Part of the appropriations in HB 86 would allocate funding for a project to expand internet accessibility in Native communities.
"The broadband included in this bill has a middle mile goal to connect tribes and cities and really Northern New Mexico to Albuquerque," Sekaquaptewa tells SFR. "Even though this is a tribal bill, this is a statewide benefit."
The infrastructure projects also include plans to develop education networks, which act as hubs for critical services such as cybersecurity and training of technology professionals, supporters say.
"This legislation allows us to create an exchange point at Santa Fe Indian School," Sekaquaptewa says. "We can install some fiber security gateway equipment. Especially right now in COVID, malicious attacks and threats are skyrocketing, because the hackers are really taking advantage of this switch to remote life."

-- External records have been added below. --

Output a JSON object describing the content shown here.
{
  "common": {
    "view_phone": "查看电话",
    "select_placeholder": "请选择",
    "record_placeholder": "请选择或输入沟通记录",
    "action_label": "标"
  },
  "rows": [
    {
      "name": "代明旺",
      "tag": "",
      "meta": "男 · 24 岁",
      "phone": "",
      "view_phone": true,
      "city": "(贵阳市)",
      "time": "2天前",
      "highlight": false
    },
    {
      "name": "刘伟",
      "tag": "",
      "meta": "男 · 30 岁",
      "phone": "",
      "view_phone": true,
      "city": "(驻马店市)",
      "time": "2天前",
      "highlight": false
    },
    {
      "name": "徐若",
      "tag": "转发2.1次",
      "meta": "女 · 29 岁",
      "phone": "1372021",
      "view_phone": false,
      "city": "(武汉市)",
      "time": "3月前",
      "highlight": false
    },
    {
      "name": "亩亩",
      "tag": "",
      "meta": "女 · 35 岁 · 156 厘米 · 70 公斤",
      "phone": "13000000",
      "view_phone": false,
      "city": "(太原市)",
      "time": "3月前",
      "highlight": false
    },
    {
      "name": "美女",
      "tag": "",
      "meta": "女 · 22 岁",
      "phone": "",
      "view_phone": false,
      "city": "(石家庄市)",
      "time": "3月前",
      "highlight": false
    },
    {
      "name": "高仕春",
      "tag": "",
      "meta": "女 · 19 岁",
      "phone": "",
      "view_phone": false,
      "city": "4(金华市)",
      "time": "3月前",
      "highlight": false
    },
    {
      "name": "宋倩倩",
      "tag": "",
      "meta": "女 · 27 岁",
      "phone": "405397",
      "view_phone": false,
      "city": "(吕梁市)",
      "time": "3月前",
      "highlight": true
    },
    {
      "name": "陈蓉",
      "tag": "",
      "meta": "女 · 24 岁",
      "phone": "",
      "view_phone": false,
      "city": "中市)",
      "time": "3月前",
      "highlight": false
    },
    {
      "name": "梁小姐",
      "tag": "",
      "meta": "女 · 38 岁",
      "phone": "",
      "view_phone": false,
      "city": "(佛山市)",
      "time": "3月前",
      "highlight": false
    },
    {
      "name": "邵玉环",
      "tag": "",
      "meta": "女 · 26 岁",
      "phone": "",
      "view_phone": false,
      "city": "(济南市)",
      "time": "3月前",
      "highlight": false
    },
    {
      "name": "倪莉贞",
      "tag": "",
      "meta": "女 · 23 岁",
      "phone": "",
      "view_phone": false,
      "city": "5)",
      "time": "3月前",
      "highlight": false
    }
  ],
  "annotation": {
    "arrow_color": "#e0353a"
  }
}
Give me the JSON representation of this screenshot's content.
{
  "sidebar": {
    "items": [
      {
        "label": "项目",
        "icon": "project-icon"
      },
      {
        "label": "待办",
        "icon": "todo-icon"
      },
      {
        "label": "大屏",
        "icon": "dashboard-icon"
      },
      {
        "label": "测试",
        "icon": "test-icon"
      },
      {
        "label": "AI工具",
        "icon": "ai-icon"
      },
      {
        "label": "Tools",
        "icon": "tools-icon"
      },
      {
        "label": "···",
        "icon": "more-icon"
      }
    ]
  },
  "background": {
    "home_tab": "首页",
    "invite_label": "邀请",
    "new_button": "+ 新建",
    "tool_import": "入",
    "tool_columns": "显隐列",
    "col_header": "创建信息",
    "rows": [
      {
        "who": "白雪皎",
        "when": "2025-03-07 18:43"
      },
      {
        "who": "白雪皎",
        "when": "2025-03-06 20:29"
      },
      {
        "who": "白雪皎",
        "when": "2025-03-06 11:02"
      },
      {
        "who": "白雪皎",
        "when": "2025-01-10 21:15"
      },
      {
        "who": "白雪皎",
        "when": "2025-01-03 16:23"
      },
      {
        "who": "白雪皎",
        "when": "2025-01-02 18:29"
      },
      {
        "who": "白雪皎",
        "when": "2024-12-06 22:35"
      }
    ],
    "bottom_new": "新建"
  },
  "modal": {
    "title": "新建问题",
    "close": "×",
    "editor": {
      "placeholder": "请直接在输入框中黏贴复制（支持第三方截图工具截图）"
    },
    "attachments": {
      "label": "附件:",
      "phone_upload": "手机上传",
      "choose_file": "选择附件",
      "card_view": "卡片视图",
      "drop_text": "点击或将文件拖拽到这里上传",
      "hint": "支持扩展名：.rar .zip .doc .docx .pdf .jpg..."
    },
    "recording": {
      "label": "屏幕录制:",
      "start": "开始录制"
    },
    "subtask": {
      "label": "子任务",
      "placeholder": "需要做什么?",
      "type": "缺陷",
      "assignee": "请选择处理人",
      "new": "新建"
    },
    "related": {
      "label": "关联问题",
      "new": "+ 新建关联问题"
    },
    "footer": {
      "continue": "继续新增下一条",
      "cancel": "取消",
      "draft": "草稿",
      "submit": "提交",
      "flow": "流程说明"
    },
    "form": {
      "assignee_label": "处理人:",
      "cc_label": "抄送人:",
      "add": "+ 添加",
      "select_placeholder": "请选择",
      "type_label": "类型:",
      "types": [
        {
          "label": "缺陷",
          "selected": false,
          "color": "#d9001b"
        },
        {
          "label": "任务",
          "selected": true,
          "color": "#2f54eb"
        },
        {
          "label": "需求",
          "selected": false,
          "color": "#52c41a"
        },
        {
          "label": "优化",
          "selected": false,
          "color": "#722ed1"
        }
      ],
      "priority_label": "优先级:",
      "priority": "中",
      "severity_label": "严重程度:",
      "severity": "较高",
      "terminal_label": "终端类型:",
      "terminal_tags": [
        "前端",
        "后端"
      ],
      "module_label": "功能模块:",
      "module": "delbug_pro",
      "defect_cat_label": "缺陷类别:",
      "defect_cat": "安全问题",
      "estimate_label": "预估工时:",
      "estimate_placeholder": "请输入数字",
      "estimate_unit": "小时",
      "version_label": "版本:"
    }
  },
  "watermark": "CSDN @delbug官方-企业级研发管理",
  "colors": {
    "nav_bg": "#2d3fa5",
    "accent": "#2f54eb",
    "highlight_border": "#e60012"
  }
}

The same bill would appropriate money for tribal libraries.
Most of New Mexico's 19 tribal libraries are housed in buildings that are not meant for libraries, says Janice Kowemy, director of Laguna Public Library, though often these spaces are indispensable to the communities they serve, providing technology, internet and educational resources which are sometimes scarce in tribal areas.
Despite the critical value of these community spaces, "We weren't considered that essential yet, so we needed to figure out another way to get funding," Kowemy tells SFR. In 2018, tribal leaders and education advocates gathered at the Pueblo Convocation on Education to hash out the costs to renovate education centers in each tribal community. Those recommended appropriations are outlined in HB 86.
Cultural and linguistic programs offered in these community education hubs would see funding increases from another piece of proposed legislation. HB 84, "is at the heart of the paradigm shift that we seek," says Pecos. "This is really an important part in furthering the legitimacy of Native language programs, Native language teachers and treating them equally in terms of the resources necessary to fully implement Native language programs."
Lente's proposals would allow tribal education departments to use funds to teach Native languages and other methods.
Pecos warns: "If we don't respond…we will contribute to perpetuating what we otherwise know is part of our demise. And I don't believe we can afford that."